Problem statement — Using the word "items" as the filter, copy each matching line from the records.

Records to use —
----

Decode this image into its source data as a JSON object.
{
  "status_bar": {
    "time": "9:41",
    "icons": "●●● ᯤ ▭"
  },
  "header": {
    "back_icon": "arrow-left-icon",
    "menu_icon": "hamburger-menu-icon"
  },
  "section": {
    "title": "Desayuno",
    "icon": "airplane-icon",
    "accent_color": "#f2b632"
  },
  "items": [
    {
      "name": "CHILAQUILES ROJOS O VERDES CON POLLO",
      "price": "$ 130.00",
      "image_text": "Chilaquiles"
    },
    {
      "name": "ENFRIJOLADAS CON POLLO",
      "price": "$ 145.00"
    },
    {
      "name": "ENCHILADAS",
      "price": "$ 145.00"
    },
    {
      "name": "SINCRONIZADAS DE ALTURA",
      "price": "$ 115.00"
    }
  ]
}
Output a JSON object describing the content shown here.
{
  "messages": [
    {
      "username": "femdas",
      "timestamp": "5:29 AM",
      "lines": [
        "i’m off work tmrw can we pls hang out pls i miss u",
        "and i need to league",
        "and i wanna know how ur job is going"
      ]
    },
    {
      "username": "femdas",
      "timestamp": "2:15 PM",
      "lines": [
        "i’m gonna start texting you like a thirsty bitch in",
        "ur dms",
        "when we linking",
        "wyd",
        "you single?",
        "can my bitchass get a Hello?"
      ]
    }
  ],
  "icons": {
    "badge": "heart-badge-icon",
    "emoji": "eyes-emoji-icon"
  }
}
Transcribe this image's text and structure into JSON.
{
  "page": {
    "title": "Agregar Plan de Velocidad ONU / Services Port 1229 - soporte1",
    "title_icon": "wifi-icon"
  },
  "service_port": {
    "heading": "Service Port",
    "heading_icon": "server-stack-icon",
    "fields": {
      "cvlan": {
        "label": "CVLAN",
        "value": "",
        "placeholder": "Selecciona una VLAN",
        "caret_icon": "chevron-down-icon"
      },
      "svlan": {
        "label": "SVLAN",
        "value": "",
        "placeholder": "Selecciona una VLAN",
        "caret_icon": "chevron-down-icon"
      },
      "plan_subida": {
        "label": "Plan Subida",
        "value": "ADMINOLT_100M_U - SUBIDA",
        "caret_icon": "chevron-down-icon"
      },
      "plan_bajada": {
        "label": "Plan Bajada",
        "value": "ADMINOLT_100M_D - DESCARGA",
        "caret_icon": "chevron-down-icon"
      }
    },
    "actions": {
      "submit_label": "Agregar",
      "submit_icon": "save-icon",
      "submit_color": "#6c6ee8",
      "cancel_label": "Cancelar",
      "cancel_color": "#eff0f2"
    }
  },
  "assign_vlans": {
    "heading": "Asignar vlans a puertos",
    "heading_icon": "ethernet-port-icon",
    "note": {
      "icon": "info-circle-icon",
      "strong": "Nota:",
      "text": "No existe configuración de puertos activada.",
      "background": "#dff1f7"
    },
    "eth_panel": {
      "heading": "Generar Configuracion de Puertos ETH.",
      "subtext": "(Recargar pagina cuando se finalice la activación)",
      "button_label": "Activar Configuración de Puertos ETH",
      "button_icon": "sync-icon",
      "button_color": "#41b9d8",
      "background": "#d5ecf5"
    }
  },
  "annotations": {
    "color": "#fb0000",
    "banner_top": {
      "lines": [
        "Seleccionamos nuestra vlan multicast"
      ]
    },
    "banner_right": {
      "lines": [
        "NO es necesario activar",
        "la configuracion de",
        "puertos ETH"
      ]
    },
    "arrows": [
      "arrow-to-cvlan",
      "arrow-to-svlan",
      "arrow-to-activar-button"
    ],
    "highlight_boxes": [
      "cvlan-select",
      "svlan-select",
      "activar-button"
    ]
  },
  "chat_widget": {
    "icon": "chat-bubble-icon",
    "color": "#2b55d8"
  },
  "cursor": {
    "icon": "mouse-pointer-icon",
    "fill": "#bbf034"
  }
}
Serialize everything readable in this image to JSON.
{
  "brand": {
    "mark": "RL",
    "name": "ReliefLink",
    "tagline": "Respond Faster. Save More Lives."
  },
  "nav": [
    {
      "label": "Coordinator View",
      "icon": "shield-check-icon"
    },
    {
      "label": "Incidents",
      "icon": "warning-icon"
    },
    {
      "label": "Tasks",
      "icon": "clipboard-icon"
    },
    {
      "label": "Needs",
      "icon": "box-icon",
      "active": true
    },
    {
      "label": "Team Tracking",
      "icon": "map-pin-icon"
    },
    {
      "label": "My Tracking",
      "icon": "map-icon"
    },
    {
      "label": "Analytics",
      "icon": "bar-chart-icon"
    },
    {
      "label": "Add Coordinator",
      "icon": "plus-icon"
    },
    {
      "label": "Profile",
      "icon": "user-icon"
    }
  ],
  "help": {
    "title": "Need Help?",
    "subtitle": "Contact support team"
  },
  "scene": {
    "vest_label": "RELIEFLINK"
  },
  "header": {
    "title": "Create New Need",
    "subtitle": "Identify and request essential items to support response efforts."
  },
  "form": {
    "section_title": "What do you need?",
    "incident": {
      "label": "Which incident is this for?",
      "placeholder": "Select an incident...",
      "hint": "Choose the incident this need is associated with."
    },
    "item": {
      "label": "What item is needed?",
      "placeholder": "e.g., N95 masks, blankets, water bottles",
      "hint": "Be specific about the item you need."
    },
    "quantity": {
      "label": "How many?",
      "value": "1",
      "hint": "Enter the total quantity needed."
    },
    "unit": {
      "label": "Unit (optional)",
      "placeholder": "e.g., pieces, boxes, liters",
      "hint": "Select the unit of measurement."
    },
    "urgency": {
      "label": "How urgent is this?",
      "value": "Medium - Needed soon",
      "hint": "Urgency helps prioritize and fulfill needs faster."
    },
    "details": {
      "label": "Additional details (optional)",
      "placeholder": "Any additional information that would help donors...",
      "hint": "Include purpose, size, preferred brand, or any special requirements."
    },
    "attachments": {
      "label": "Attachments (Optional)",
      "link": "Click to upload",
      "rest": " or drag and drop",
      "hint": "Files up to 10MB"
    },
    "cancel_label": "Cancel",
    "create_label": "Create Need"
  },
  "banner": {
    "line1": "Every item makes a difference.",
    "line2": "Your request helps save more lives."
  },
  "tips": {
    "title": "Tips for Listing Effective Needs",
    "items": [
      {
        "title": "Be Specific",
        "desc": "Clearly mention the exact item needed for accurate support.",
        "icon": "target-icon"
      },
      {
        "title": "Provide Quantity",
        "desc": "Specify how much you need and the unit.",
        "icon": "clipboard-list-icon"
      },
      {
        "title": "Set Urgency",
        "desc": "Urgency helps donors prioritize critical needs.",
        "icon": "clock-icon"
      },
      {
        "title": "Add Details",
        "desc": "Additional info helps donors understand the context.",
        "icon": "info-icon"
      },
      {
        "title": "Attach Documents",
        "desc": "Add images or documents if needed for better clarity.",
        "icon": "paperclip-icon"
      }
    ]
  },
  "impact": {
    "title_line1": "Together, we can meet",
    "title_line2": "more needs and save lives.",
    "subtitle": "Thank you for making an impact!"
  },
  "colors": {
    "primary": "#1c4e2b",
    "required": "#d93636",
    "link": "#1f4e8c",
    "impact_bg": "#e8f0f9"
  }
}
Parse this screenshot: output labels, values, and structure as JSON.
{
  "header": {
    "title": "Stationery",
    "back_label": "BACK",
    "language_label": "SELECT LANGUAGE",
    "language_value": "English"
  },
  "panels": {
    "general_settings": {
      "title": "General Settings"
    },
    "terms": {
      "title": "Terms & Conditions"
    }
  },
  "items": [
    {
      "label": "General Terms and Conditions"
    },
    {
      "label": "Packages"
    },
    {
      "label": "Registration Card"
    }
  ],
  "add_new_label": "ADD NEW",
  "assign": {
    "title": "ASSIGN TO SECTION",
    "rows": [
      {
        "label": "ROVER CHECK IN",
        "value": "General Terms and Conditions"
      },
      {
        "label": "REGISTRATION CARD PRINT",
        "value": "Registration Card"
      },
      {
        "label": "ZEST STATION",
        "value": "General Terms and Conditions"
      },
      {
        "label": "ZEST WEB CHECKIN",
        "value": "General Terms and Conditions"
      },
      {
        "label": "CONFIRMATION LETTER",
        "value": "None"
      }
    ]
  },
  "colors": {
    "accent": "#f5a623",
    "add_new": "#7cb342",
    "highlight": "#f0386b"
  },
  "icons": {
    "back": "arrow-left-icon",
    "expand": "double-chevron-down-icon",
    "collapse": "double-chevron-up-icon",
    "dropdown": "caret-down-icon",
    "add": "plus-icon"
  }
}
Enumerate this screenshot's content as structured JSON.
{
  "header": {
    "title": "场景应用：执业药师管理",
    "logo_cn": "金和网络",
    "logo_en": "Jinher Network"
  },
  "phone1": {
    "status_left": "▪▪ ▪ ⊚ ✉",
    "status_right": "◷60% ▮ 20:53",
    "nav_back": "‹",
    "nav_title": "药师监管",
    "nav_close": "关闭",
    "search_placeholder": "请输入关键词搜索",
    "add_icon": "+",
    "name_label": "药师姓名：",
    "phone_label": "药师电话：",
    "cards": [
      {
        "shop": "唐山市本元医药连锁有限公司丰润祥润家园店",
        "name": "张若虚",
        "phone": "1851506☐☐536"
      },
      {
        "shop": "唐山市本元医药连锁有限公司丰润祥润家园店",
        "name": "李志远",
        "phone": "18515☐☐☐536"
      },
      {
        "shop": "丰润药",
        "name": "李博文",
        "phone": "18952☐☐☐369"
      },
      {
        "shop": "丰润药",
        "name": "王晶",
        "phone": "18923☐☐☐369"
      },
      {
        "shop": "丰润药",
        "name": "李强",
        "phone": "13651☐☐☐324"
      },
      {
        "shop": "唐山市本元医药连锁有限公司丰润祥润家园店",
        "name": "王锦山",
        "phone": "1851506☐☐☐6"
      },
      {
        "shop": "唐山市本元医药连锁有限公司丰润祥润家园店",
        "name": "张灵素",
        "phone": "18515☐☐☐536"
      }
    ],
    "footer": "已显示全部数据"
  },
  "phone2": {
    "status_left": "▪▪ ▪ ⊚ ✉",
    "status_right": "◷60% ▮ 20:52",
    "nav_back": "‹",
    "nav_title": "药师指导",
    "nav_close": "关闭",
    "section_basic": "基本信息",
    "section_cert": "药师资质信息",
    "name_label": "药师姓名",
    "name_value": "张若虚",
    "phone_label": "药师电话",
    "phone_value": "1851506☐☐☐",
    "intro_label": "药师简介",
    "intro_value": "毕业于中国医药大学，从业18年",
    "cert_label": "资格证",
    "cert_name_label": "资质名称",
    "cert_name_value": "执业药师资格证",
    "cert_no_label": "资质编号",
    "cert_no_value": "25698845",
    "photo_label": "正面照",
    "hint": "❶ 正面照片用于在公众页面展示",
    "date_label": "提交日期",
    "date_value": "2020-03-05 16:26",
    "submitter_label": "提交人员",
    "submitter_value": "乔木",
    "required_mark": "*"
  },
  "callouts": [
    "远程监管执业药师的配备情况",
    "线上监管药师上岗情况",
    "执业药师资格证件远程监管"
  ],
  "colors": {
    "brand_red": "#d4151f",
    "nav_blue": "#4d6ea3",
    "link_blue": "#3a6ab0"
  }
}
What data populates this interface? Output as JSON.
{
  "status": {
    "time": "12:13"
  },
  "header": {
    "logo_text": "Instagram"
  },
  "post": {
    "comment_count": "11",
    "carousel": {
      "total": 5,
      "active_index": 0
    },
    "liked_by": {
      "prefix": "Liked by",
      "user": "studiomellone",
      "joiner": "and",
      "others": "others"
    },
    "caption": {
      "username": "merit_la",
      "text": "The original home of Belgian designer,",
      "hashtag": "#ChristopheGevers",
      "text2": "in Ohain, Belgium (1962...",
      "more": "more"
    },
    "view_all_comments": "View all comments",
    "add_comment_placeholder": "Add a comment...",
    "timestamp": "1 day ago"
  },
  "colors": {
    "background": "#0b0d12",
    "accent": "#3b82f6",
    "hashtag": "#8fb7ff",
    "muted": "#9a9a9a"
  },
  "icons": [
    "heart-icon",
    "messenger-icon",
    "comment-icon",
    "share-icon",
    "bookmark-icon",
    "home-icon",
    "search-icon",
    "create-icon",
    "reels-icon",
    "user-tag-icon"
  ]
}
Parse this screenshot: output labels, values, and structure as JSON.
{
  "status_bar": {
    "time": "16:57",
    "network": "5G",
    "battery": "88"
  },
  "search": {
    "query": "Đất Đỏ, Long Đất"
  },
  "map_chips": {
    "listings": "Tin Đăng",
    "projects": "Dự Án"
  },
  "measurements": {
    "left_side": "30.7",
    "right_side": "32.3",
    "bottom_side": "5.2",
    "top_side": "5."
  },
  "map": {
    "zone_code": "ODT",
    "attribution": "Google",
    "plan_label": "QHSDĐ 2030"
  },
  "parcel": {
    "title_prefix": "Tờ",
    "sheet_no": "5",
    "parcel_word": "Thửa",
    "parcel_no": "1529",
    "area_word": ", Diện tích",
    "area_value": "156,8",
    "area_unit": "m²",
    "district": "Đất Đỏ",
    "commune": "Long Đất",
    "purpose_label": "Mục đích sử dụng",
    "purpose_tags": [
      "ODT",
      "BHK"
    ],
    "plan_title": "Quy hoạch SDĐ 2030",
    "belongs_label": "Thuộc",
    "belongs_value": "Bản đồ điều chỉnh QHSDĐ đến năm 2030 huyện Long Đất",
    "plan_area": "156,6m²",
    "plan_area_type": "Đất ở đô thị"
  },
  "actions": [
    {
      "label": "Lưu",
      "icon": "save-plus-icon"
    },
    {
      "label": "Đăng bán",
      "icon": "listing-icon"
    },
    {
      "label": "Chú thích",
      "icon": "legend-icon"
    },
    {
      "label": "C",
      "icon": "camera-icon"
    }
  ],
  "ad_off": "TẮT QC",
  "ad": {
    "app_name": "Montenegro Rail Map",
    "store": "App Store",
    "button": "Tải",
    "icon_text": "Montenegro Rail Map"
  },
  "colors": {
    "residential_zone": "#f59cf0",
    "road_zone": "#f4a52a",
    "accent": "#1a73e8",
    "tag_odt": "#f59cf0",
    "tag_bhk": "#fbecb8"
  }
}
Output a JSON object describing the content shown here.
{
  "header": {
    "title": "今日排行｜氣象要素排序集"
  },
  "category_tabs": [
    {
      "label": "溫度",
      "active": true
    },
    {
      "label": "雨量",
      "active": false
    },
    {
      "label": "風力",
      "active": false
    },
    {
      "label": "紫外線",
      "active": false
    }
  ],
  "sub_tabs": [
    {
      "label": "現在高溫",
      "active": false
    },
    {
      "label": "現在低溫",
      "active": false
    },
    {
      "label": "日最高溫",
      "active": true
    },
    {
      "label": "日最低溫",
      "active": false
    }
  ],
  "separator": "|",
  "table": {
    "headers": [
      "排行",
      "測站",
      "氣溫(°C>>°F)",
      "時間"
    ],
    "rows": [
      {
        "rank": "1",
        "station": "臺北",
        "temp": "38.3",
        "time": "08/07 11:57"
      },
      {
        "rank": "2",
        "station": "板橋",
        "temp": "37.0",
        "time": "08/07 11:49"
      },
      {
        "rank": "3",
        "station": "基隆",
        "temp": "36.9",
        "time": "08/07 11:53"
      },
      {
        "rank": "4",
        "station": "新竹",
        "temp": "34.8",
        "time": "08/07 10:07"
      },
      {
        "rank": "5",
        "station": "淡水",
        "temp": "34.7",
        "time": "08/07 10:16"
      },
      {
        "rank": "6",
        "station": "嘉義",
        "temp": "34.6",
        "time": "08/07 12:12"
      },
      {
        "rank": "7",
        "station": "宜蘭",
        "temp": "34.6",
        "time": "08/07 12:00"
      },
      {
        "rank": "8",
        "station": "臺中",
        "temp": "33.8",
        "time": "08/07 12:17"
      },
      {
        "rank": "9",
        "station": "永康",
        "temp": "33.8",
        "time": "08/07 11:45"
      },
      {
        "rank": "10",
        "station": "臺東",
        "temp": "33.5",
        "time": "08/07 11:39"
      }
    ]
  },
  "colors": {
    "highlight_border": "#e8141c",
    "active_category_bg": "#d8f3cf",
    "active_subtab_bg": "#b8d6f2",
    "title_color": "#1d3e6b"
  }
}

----

Written reply —
  "items": [
    "subtitle": "Identify and request essential items to support response efforts."
    "items": [
  "items": [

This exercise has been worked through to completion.